The scanning or digitization of paper documents for storage makes different requirements of the scanning equipment used than scanning of pictures for reproduction. While documents can be scanned on general-purpose Scanners, it is more efficiently performed on dedicated Document Scanners.
When scanning large quantities of documents, speed and paper-handling is very important, but the resolution of the scan will normally be much lower than for good reproduction of pictures.
Document Scanners have Document Feeders, usually larger than those sometimes found on copiers or all-purpose scanners. Scans are made at high speed, perhaps 20 to 150 pages per minute, often in grayscale, although many scanners support color. Many scanners can scan both sides of double-sided originals (duplex operation). Sophisticated document scanners have firmware or software that cleans up scans of text as they are produced, eliminating accidental marks and sharpening type; this would be unacceptable for photographic work, where marks cannot reliably be distinguished from desired fine detail. Files created are compressed as they are made.
Document Scanning Production Scanners
The resolution used is usually from 150 to 300 dpi, although the hardware may be capable of somewhat higher resolution; this produces Images of text good enough to read and for optical character recognition (OCR), without the higher demands on storage space required by higher-resolution Images.
Document scans are often processed using OCR technology to create editable and searchable files. Most scanners use ISIS or TWAIN device drivers to scan documents into TIFF format so that the scanned pages can be fed into a document management system that will handle the archiving and retrieval of the scanned pages. Lossy JPEG compression, which is very efficient for pictures, is undesirable for text documents, as slanted straight edges take on a jagged appearance, and solid black (or other color) text on a light background compresses well with lossless compression formats.
A specialized form of document scanning is Book Scanning. Technical difficulties arise from the books usually being bound and sometimes fragile and irreplaceable, but some manufacturers have developed specialized machinery to deal with this. Often special robotic mechanisms are used to automate the page turning and scanning process.
The amount of data generated by a scanner can be very large: a 600 DPI 23 x 28 cm (9″x11″) (slightly larger than A4 paper) uncompressed 24-bit image is about 100 megabytes of data which must be transferred and stored. Recent Scanners can generate this volume of data in a matter of seconds, making a fast connection desirable.

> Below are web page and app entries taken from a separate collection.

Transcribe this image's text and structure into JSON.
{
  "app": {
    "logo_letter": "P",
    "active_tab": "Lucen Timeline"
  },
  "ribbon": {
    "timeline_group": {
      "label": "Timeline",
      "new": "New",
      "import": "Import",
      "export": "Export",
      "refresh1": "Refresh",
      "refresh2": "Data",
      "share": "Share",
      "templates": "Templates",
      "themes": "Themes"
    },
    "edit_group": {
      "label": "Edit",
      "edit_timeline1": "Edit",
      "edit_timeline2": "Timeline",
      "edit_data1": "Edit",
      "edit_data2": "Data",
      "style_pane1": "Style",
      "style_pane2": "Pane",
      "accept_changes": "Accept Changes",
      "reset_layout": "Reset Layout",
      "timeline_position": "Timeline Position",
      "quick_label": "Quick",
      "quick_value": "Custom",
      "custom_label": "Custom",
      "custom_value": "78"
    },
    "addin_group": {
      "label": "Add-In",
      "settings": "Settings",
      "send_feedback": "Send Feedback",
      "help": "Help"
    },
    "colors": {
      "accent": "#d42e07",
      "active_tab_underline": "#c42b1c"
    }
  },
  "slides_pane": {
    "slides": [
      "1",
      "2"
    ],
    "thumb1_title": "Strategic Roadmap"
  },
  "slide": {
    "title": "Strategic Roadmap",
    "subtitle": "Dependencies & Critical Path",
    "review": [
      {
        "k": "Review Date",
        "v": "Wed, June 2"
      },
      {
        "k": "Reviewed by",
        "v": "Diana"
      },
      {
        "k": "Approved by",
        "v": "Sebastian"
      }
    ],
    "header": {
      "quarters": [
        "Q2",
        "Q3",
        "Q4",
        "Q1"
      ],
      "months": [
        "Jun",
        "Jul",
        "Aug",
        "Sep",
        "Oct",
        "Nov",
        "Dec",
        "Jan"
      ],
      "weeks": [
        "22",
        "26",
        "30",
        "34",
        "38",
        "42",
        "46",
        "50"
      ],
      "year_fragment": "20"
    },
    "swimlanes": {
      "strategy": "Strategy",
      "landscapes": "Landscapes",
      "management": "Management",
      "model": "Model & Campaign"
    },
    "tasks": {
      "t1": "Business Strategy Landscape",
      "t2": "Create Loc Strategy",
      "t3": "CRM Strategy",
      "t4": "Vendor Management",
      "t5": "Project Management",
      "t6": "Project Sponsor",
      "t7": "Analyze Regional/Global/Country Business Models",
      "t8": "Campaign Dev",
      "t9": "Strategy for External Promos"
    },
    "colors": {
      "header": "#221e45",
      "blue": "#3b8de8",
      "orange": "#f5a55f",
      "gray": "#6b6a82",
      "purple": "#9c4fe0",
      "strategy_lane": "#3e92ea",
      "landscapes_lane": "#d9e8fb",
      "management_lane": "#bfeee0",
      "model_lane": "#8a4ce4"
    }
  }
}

Although no software beyond a scanning utility is a feature of any Scanner, many scanners come bundled with software. Typically, in addition to the scanning utility, some type of image-editing application (such as Photoshop), and optical character recognition (OCR) software are supplied. OCR software converts graphical images of text into standard text that can be edited using common word-processing and text-editing software; accuracy is rarely perfect.